2009; 24: 159-164. 10.1016/j.arth.2008.02.013
11. Fanuele, J. and Bernini, P. Dissociation of the modular femoral stem from the metaphyseal sleeve during reduction of a total hip arthroplasty dislocation. J Arthroplasty.
2007; 22: 140-142. 10.1016/j.arth.2006.02.154
12. Harris, WH. Traumatic arthritis of the hip after dislocation and acetabular fractures: treatment by mold arthroplasty: an end-result study using a new method of result evaluation. J Bone Joint Surg Am.
1969; 51: 737-755.
13. Johnston, RC., Fitzgerald, RH, Jr, Harris, WH., Poss, R., Muller, ME. and Sledge, CB. Clinical and radiographic evaluation of total hip replacement: a standard system of terminology for reporting results. J Bone Joint Surg Am.
1990; 72: 161-168.
14. Kido, K., Fujioka, M., Takahashi, K., Ueshima, K., Goto, T. and Kubo, T. Short-term results of the S-ROM: a femoral prosthesis operative strategies for Asian patients with osteoarthritis secondary to developmental hip dysplasia. J Arthroplasty.
2009; 24: 1193-1199. 10.1016/j.arth.2009.03.009
15. Patel, A., Bliss, J., Calfee, RP., Froehlich, J. and Limbird, R. Modular femoral stem-sleeve junction failure after primary total hip arthroplasty. J Arthroplasty.
2009; 24: 1143-1147. 10.1016/j.arth.2008.09.006
16. Rosenthall, L., Bobyn, JD. and Tanzer, M. Bone densitometry: influences of prosthetic design and hydroxyapatite coating on regional adaptive bone remodeling. Int Orthop.

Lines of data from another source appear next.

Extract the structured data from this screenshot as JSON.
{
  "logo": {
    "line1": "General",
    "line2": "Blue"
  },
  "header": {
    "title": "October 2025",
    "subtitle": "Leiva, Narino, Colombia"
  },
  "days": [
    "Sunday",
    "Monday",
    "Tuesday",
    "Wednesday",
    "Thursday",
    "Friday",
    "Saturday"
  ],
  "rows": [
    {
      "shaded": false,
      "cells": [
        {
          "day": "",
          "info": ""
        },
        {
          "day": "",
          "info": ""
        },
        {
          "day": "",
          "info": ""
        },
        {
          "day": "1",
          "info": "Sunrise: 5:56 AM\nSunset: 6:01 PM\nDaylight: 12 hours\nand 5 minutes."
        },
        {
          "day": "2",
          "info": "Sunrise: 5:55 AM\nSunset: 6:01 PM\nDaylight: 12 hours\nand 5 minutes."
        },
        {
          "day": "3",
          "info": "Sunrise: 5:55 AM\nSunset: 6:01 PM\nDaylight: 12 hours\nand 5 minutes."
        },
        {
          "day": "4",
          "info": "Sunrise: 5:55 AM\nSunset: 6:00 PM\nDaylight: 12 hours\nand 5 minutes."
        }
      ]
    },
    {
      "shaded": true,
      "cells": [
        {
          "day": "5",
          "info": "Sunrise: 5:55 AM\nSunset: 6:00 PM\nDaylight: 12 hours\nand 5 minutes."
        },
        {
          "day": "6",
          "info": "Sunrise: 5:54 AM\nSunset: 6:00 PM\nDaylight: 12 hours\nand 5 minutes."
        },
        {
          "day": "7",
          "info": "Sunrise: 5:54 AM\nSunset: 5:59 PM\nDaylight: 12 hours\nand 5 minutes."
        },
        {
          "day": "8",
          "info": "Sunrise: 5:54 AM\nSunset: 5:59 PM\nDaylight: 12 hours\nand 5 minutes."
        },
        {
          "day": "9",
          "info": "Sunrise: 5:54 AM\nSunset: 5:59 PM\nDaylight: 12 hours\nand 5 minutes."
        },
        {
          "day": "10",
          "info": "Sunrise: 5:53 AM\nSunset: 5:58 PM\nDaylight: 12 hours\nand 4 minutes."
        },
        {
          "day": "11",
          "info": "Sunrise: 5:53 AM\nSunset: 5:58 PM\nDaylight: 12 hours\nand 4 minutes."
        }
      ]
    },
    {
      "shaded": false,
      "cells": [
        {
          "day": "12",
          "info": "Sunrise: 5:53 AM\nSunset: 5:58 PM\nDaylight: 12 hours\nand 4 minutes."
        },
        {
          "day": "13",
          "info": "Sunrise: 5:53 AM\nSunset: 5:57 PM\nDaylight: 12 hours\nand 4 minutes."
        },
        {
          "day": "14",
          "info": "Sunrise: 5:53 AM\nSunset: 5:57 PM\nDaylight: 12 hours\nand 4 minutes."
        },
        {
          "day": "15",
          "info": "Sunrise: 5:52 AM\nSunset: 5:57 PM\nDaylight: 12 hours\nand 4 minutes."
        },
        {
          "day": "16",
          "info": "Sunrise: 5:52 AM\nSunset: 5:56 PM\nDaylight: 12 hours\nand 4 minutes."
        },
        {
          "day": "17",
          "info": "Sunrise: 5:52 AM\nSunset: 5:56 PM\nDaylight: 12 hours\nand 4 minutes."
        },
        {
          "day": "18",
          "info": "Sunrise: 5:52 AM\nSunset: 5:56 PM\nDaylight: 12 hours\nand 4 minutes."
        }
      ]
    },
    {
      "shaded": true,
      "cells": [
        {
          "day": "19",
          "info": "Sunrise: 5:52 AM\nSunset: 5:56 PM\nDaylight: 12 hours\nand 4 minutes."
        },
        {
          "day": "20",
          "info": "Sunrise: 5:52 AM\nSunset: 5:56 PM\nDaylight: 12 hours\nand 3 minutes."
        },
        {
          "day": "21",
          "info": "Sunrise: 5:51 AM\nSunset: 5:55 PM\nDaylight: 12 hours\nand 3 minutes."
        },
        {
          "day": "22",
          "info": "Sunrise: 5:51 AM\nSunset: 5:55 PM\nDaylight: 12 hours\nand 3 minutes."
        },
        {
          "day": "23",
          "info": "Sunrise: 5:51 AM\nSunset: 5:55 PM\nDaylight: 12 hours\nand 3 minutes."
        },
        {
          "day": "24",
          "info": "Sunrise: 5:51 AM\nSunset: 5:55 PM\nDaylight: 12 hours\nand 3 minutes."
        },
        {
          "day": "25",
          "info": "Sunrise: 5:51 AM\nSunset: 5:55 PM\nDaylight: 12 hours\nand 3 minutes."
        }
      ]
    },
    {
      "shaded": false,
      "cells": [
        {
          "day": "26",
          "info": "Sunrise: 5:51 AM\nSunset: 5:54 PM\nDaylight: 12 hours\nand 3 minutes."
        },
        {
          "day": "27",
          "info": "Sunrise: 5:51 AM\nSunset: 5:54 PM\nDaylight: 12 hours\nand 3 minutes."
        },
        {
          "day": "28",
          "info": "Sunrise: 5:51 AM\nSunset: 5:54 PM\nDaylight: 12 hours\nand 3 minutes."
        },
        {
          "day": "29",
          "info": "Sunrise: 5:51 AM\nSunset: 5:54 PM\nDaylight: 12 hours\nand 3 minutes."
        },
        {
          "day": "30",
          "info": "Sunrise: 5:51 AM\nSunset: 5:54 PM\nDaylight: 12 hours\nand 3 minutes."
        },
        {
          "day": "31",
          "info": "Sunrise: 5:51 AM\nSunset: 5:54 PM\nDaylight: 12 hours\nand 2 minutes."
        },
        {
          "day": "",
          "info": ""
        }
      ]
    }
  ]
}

1999; 23: 325-329. 10.1007/s002640050383
17. Spitzer, AI. The S-ROM cementless femoral stem: history and literature review. Orthopedics
2005; 28: (9 Suppl):S1117-S1124.
18. Tanzer, M., Chan, S., Brooks, CE. and Bobyn, JD. Primary cementless total hip arthroplasty using a modular femoral component: a minimum 6-year follow-up. J Arthroplasty
2001; 16: (8 Suppl 1):64-70. 10.1054/arth.2001.29140